- TRY IT:
Take the entries that follow and write them out again, word for word.

*** Opening of SOURCE RECORDS ***

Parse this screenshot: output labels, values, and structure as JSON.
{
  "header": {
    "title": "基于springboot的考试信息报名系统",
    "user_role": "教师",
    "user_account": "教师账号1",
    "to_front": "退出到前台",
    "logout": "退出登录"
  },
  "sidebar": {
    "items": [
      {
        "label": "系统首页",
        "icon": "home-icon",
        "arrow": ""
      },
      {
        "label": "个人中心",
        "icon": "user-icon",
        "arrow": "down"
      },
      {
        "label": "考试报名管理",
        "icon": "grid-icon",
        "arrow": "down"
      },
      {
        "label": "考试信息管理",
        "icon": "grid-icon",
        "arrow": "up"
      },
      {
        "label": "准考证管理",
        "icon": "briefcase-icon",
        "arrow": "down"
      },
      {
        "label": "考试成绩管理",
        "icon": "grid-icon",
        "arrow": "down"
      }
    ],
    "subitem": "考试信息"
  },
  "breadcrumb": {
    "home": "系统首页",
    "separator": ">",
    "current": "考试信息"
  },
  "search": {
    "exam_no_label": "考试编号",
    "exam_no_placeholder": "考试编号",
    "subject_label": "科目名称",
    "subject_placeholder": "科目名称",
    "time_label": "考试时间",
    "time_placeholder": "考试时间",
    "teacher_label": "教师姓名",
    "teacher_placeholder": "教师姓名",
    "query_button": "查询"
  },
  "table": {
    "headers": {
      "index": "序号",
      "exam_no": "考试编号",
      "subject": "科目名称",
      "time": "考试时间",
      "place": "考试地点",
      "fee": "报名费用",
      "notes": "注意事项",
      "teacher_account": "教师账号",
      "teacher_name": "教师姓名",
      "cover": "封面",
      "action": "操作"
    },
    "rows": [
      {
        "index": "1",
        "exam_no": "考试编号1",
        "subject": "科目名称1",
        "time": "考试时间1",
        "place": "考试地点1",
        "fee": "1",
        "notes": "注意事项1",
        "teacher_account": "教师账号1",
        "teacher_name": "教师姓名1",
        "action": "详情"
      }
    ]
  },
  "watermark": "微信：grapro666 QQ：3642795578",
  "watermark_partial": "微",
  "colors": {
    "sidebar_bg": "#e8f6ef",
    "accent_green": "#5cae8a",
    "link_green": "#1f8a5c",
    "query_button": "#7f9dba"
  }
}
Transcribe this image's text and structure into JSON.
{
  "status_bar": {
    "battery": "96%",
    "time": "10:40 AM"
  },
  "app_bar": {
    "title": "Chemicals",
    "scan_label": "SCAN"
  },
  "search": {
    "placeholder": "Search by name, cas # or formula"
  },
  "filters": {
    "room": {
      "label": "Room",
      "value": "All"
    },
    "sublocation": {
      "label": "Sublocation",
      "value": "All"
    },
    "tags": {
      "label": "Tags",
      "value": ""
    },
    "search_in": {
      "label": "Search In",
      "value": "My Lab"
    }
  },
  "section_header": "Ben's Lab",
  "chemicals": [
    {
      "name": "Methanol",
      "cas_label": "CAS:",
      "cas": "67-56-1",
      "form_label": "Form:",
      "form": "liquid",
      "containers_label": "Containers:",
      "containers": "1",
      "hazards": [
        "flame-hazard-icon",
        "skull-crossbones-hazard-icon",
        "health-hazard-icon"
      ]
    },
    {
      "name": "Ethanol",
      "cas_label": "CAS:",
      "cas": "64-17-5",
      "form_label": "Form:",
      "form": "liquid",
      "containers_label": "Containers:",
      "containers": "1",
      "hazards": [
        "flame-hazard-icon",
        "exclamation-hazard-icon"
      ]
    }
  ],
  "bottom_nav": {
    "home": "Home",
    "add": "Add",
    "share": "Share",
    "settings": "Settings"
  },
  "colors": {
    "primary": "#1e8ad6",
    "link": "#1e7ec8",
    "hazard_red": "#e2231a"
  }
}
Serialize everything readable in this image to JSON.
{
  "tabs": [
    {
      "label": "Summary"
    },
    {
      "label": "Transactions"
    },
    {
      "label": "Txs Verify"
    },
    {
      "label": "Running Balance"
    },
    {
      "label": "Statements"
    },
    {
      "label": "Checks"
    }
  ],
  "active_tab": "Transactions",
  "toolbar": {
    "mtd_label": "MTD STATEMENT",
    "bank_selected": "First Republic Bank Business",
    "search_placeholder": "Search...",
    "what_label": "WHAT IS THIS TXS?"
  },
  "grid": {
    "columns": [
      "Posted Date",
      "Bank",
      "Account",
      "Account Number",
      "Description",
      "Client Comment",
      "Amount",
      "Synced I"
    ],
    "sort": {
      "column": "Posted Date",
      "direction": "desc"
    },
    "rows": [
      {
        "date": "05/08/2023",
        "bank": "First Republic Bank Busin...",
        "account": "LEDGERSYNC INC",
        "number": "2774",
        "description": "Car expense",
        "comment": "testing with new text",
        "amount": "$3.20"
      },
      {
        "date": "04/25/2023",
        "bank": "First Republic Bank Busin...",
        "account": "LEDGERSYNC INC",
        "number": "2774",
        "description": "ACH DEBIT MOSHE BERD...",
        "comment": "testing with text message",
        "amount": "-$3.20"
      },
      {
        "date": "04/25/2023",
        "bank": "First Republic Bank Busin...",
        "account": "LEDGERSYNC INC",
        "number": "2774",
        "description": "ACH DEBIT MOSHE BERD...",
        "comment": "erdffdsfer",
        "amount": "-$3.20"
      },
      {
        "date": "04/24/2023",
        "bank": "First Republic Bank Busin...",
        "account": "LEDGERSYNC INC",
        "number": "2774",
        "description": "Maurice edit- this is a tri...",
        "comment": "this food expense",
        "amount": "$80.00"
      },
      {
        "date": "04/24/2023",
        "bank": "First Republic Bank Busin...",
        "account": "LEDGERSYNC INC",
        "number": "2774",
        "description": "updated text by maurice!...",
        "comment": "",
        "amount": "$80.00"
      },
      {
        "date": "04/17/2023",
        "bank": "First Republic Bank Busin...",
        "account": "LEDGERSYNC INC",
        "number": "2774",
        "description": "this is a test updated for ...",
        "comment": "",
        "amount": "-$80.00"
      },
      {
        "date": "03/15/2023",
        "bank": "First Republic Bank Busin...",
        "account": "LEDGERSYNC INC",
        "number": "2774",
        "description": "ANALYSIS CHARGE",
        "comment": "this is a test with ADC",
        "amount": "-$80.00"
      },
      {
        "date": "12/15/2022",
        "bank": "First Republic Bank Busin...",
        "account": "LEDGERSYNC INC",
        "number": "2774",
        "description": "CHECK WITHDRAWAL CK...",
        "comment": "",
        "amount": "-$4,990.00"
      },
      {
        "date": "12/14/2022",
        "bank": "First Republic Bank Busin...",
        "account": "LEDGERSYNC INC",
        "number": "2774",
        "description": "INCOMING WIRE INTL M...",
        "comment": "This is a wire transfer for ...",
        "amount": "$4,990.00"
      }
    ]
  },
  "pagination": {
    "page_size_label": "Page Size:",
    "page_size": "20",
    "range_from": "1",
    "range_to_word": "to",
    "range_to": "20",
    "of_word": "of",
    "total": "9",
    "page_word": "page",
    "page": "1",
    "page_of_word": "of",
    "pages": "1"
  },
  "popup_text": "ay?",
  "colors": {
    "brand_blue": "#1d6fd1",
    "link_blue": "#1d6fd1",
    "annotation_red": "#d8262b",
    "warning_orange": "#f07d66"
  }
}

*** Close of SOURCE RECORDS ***

- SOLUTION BELOW:
Parse this screenshot: output labels, values, and structure as JSON.
{
  "header": {
    "title": "基于springboot的考试信息报名系统",
    "user_role": "教师",
    "user_account": "教师账号1",
    "to_front": "退出到前台",
    "logout": "退出登录"
  },
  "sidebar": {
    "items": [
      {
        "label": "系统首页",
        "icon": "home-icon",
        "arrow": ""
      },
      {
        "label": "个人中心",
        "icon": "user-icon",
        "arrow": "down"
      },
      {
        "label": "考试报名管理",
        "icon": "grid-icon",
        "arrow": "down"
      },
      {
        "label": "考试信息管理",
        "icon": "grid-icon",
        "arrow": "up"
      },
      {
        "label": "准考证管理",
        "icon": "briefcase-icon",
        "arrow": "down"
      },
      {
        "label": "考试成绩管理",
        "icon": "grid-icon",
        "arrow": "down"
      }
    ],
    "subitem": "考试信息"
  },
  "breadcrumb": {
    "home": "系统首页",
    "separator": ">",
    "current": "考试信息"
  },
  "search": {
    "exam_no_label": "考试编号",
    "exam_no_placeholder": "考试编号",
    "subject_label": "科目名称",
    "subject_placeholder": "科目名称",
    "time_label": "考试时间",
    "time_placeholder": "考试时间",
    "teacher_label": "教师姓名",
    "teacher_placeholder": "教师姓名",
    "query_button": "查询"
  },
  "table": {
    "headers": {
      "index": "序号",
      "exam_no": "考试编号",
      "subject": "科目名称",
      "time": "考试时间",
      "place": "考试地点",
      "fee": "报名费用",
      "notes": "注意事项",
      "teacher_account": "教师账号",
      "teacher_name": "教师姓名",
      "cover": "封面",
      "action": "操作"
    },
    "rows": [
      {
        "index": "1",
        "exam_no": "考试编号1",
        "subject": "科目名称1",
        "time": "考试时间1",
        "place": "考试地点1",
        "fee": "1",
        "notes": "注意事项1",
        "teacher_account": "教师账号1",
        "teacher_name": "教师姓名1",
        "action": "详情"
      }
    ]
  },
  "watermark": "微信：grapro666 QQ：3642795578",
  "watermark_partial": "微",
  "colors": {
    "sidebar_bg": "#e8f6ef",
    "accent_green": "#5cae8a",
    "link_green": "#1f8a5c",
    "query_button": "#7f9dba"
  }
}
Transcribe this image's text and structure into JSON.
{
  "status_bar": {
    "battery": "96%",
    "time": "10:40 AM"
  },
  "app_bar": {
    "title": "Chemicals",
    "scan_label": "SCAN"
  },
  "search": {
    "placeholder": "Search by name, cas # or formula"
  },
  "filters": {
    "room": {
      "label": "Room",
      "value": "All"
    },
    "sublocation": {
      "label": "Sublocation",
      "value": "All"
    },
    "tags": {
      "label": "Tags",
      "value": ""
    },
    "search_in": {
      "label": "Search In",
      "value": "My Lab"
    }
  },
  "section_header": "Ben's Lab",
  "chemicals": [
    {
      "name": "Methanol",
      "cas_label": "CAS:",
      "cas": "67-56-1",
      "form_label": "Form:",
      "form": "liquid",
      "containers_label": "Containers:",
      "containers": "1",
      "hazards": [
        "flame-hazard-icon",
        "skull-crossbones-hazard-icon",
        "health-hazard-icon"
      ]
    },
    {
      "name": "Ethanol",
      "cas_label": "CAS:",
      "cas": "64-17-5",
      "form_label": "Form:",
      "form": "liquid",
      "containers_label": "Containers:",
      "containers": "1",
      "hazards": [
        "flame-hazard-icon",
        "exclamation-hazard-icon"
      ]
    }
  ],
  "bottom_nav": {
    "home": "Home",
    "add": "Add",
    "share": "Share",
    "settings": "Settings"
  },
  "colors": {
    "primary": "#1e8ad6",
    "link": "#1e7ec8",
    "hazard_red": "#e2231a"
  }
}
Serialize everything readable in this image to JSON.
{
  "tabs": [
    {
      "label": "Summary"
    },
    {
      "label": "Transactions"
    },
    {
      "label": "Txs Verify"
    },
    {
      "label": "Running Balance"
    },
    {
      "label": "Statements"
    },
    {
      "label": "Checks"
    }
  ],
  "active_tab": "Transactions",
  "toolbar": {
    "mtd_label": "MTD STATEMENT",
    "bank_selected": "First Republic Bank Business",
    "search_placeholder": "Search...",
    "what_label": "WHAT IS THIS TXS?"
  },
  "grid": {
    "columns": [
      "Posted Date",
      "Bank",
      "Account",
      "Account Number",
      "Description",
      "Client Comment",
      "Amount",
      "Synced I"
    ],
    "sort": {
      "column": "Posted Date",
      "direction": "desc"
    },
    "rows": [
      {
        "date": "05/08/2023",
        "bank": "First Republic Bank Busin...",
        "account": "LEDGERSYNC INC",
        "number": "2774",
        "description": "Car expense",
        "comment": "testing with new text",
        "amount": "$3.20"
      },
      {
        "date": "04/25/2023",
        "bank": "First Republic Bank Busin...",
        "account": "LEDGERSYNC INC",
        "number": "2774",
        "description": "ACH DEBIT MOSHE BERD...",
        "comment": "testing with text message",
        "amount": "-$3.20"
      },
      {
        "date": "04/25/2023",
        "bank": "First Republic Bank Busin...",
        "account": "LEDGERSYNC INC",
        "number": "2774",
        "description": "ACH DEBIT MOSHE BERD...",
        "comment": "erdffdsfer",
        "amount": "-$3.20"
      },
      {
        "date": "04/24/2023",
        "bank": "First Republic Bank Busin...",
        "account": "LEDGERSYNC INC",
        "number": "2774",
        "description": "Maurice edit- this is a tri...",
        "comment": "this food expense",
        "amount": "$80.00"
      },
      {
        "date": "04/24/2023",
        "bank": "First Republic Bank Busin...",
        "account": "LEDGERSYNC INC",
        "number": "2774",
        "description": "updated text by maurice!...",
        "comment": "",
        "amount": "$80.00"
      },
      {
        "date": "04/17/2023",
        "bank": "First Republic Bank Busin...",
        "account": "LEDGERSYNC INC",
        "number": "2774",
        "description": "this is a test updated for ...",
        "comment": "",
        "amount": "-$80.00"
      },
      {
        "date": "03/15/2023",
        "bank": "First Republic Bank Busin...",
        "account": "LEDGERSYNC INC",
        "number": "2774",
        "description": "ANALYSIS CHARGE",
        "comment": "this is a test with ADC",
        "amount": "-$80.00"
      },
      {
        "date": "12/15/2022",
        "bank": "First Republic Bank Busin...",
        "account": "LEDGERSYNC INC",
        "number": "2774",
        "description": "CHECK WITHDRAWAL CK...",
        "comment": "",
        "amount": "-$4,990.00"
      },
      {
        "date": "12/14/2022",
        "bank": "First Republic Bank Busin...",
        "account": "LEDGERSYNC INC",
        "number": "2774",
        "description": "INCOMING WIRE INTL M...",
        "comment": "This is a wire transfer for ...",
        "amount": "$4,990.00"
      }
    ]
  },
  "pagination": {
    "page_size_label": "Page Size:",
    "page_size": "20",
    "range_from": "1",
    "range_to_word": "to",
    "range_to": "20",
    "of_word": "of",
    "total": "9",
    "page_word": "page",
    "page": "1",
    "page_of_word": "of",
    "pages": "1"
  },
  "popup_text": "ay?",
  "colors": {
    "brand_blue": "#1d6fd1",
    "link_blue": "#1d6fd1",
    "annotation_red": "#d8262b",
    "warning_orange": "#f07d66"
  }
}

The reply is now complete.